After all the corruption, all the deceit, all the manipulation, all the evasion that we've seen come out of this administration, the fact that this woman just tenaciously seeks out the president in pursuit of a straight, honest answer is inspiring enough. But the fact that she actually got a response, a human response, granted not from the president, but from actual human beings who have actually been in physical contact with him...that's astonishing.
Now, she's apparently not satisfied with that, and I'd be very disappointed in her if she was. I'd like to believe--oh, how I would like to believe--that the meeting with the aides was inspired by simple human decency, that someone--perhaps the president, perhaps not--felt compassion for this woman and was reaching out in the hope of easing her pain. But I've grown so cynical with regard to this administration that I can't believe that there was any motive but a political one. Also, it doesn't sound like they told her anything she hasn't heard already.

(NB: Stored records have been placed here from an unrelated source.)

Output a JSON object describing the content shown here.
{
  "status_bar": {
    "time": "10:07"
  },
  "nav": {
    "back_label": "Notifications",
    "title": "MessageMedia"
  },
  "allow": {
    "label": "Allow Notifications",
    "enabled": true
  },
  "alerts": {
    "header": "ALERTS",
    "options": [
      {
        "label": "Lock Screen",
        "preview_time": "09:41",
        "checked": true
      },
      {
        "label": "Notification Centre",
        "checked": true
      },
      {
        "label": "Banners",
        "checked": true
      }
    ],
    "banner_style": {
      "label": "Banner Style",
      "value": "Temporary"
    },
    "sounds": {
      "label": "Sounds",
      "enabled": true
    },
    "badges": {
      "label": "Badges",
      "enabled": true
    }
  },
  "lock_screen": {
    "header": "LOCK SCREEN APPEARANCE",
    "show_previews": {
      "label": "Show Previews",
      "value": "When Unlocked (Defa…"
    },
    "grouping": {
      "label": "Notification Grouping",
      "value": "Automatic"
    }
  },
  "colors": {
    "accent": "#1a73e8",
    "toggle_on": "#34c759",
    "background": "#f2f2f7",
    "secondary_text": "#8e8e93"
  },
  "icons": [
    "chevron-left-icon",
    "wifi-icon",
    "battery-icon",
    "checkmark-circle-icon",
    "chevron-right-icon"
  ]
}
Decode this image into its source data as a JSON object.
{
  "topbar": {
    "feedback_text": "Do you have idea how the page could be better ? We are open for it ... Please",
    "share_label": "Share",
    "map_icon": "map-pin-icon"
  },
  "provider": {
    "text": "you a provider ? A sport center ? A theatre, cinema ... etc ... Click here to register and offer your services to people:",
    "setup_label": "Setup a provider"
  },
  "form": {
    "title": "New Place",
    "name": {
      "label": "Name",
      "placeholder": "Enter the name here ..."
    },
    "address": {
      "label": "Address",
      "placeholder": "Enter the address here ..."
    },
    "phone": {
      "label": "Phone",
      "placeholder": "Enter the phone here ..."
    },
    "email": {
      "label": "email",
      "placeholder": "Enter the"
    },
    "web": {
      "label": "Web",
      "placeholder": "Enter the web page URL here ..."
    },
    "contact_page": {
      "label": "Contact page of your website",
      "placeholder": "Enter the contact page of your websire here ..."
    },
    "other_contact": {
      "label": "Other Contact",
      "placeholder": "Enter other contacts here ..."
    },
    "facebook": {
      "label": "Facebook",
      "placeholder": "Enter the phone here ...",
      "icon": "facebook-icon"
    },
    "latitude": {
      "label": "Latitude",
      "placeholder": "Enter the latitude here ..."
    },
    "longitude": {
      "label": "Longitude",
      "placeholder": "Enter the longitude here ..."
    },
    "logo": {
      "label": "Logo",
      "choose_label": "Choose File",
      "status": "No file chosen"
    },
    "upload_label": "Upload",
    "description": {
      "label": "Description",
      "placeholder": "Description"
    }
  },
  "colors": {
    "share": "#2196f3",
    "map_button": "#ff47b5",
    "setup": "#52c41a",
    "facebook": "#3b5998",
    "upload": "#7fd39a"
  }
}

Nevertheless, I think we, as Americans, should all follow this woman's lead and demand that the president stop isolating himself from us, demand that he tell us the truth, demand that he listen to us. This is not to say that I am advocating a return to the days when any Tom, Dick, or Harry could stroll into the Oval Office and say, "Hey, Prez, what's happening?" That would be foolhardy, as it was foolhardy then. But this president has taken great pains to insulate himself from the people, or at least the people who disagree with him. He doesn't read newspapers, he rarely talks to reporters, and when he does have town-hall meetings or public fora, or what have you, they carefully screen the people who are allowed in to make sure they won't ask any questions that would require him to explain his position or defend his actions. Now granted, in previous administrations I wasn't really paying attention, but given the amount of coverage the Daily Show gives this phenomenon, I have to conclude that it's peculiar to this administration.
I don't understand how you can lead a people--how you can even attempt to lead--if you're entirely out of touch with them, if you'll only listen to the ones whose opinions align with yours. And if he absolutely refuses to listen, quite frankly he really ought to be removed from office and replaced by someone who will.
I have hope, far more than I had in November of 2004, and this a scant eight and a half months later, that Mr. Bush will be impeached before his second term is over. At the rate that shit is hitting the fan, lies are being exposed, approval is dropping, patience is running out, it will happen sooner rather than later. I don't think he'll actually be removed from office, unfortunately--after all, he always seems to land on his feet when the rug is pulled out from under him--but at least this spectre will hover over his presidency for the rest of our nation's history.
That is another thing that makes me proud to be an American, the fact that--again, after all the lying and corruption and abuse of power that has happened during this administration--we can still believe, we can still have faith in the Constitutional procedure for removing an unfit president. That we still believe, in the face of facts that ought to cripple all such belief, in an orderly, civilized, peaceful method of removing a corrupt leader. That we still believe this can happen after all we've been through is amazing to me. And yet I still believe it can happen.
Obviously the system is not perfect. Two consecutive presidents impeached after it happened initially more than a century ago...something is wrong here, and something needs to be corrected. Obviously the election process needs to be revamped, so we don't put someone in office who may or may not have been lawfully elected, or who may or may not reflect the people's choice. We need to get rid of the electoral college. It was a system specifically designed to concentrate the power in the hands of a few, and to restrict the electorate to the powerful. Let us recall that the Framers of the Constitution were not gods but men, and men, moreover, who thought almost nothing of owing other human beings, forcing those human beings to serve them, and denying those anything resembling basic civil rights. Yes, they had a vision, yes, it was a beautiful one, yes, the system of laws they designed for us has, by and large, served us well, but only because of its adaptability. It is time for us to adapt again, to shape our laws to fit our current values. Now, perhaps more than then, we hold the truth that all people are created equal, and are endowed with certain unalienable rights, to be self-evident. That among those rights is the right for every citizen--not just the powerful, not just the rich, not just the well-bred, not just the land-owning, and certainly not just the white and the male--to have an equal voice in the government. Now, as then, there are some voices who aren't being heard. If they are to be heard, some major changes must occur, and our primary objective, besides the removal of President Bush, must be to abolish the electoral college.
Tonight, I believe it can happen. Tonight, I believe in the ability of our nation to strive ever closer to the ideals--the grand, glorious, perfect ideals--envisioned for our country by imperfect men. And anything else I could say on the subject would sound trite, and worse, it would sound Bush-y. So tonight, I pause while I wait for better words to arrive.